According to Wikipedia:
The Governor Malcolm Wilson–Tappan Zee Bridge, usually referred to as the Tappan Zee Bridge, is a cantilever bridge in the U.S. state of New York, crossing the Hudson River at one of its widest points; the Tappan Zee is named for an American Indian tribe from the area called “Tappan”; and zee being the Dutch word for “sea”. As an integral conduit within the New York Metropolitan Area, it connects South Nyack in Rockland County with Tarrytown in Westchester County in the Lower Hudson Valley. Federal and state authorities are currently constructing a replacement bridge, the New Tappan Zee Bridge that will cost at least $4 billion.
The bridge is part of the New York State Thruway mainline and carries the highway concurrency of Interstate 87 and Interstate 287. The span carries seven lanes of motor traffic. The center lane can be switched between eastbound and westbound traffic depending on the prevalent commuter direction; on weekdays the center lane is eastbound in the morning and westbound in the evening. The switch is accomplished via a movable center barrier which is moved by a pair of barrier transfer machines. Even with the switchable lane, traffic is frequently very slow. The bridge is one of the primary crossings of the Hudson River north of New York City; it carries much of the traffic between southern New England and points west of the Hudson. It is the longest bridge in the State of New York. The total length of the bridge and approaches is 16,013 feet (4,881 m). The cantilever span is 1,212 feet (369 m) providing a maximum clearance of 138 feet (42 m) over the water. The bridge is about 25 miles (40 km) north of Midtown Manhattan, the skyline of which can be seen from the bridge on a clear day.
Unfortunately it’s now falling apart. According to the same Wikipedia article:
The deteriorating current structure bears an average of 138,000 vehicles per day, substantially more traffic than its designed capacity. Unlike other major bridges in metropolitan New York, the Tappan Zee was designed to last only 50 years due to material shortages during the Korean War at the time of its construction. The new bridge is intended to last at least 100 years.
The collapse of Minnesota’s I-35W Mississippi River bridge in 2007 raised worries about the Tappan Zee’s structural integrity. These concerns, together with traffic overcapacity and increased maintenance costs, escalated the serious discussions already ongoing about replacing the Tappan Zee with a tunnel or a new bridge. Six options were identified and submitted for project study and environmental review.

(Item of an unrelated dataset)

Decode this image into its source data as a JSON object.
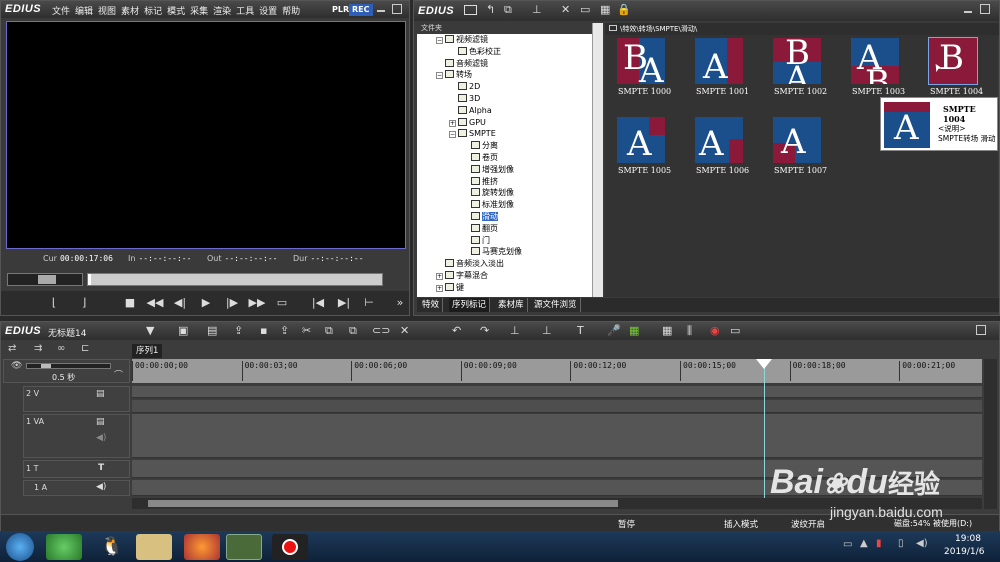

In 2009, the Tappan Zee Bridge was featured on The History Channel “The Crumbling of America” showing the infrastructure crisis in the United States. Many factors contribute to the precarious infrastructure of the bridge, which has been called “one of the most decrepit and potentially dangerous bridges” in the U.S. Engineering assessments have determined that “everything from steel corrosion to earthquakes to maritime accidents could cause major, perhaps catastrophic, damage to the span,” prompting one of the top aides in the New York state governor’s office to refer to the Tappan Zee as the “hold-your-breath bridge.” A 2009 state report noted that the bridge was not built with a plan that was “conducive to long-term durability” and that the Tappan Zee’s engineers designed it to be “nonredundant,” meaning that one “critical fracture could make the bridge fail completely because its supports couldn’t transfer the structure’s load to other supports.”
The Metropolitan Transportation Authority (MTA) studied the feasibility of either including a rail line across the new bridge or building the new bridge so a new rail line can be installed at a future date. Commuter rail service west of the bridge in Rockland County is limited, and the MTA studied expansion possibilities in Rockland County that would use the new bridge to connect with Metro-North’s Hudson Line on the east side of the bridge along the Hudson River for direct service into Manhattan. On September 26, 2008, New York state officials announced their plan to replace the Tappan Zee Bridge with a new bridge that included commuter-train tracks and lanes for high-speed buses. The bridge was estimated to cost $6.4 billion, while adding bus lanes from Suffern to Port Chester was estimated to cost an additional $2.9 billion. Adding a rail line from the Suffern Metro-North station and across the bridge, connecting with Metro-North’s Hudson Line south of Tarrytown, would have added another $6.7 billion. The plan was reviewed for its environmental impacts.
Meetings by the New York State Department of Transportation with local communities were held in December 2009. They revised the replacement cost including road, rail, and bus up to $16 billion. In 2013, the New York State Thruway Authority began building the New Tappan Zee Bridge, which will be a double-span bridge (four lanes per span in opposite directions) with designated bus lanes. The new bridge is scheduled for completion in 2018.
This picture was taken as our boat passed under the two bridges: the new one in the foreground, and the old one in the background.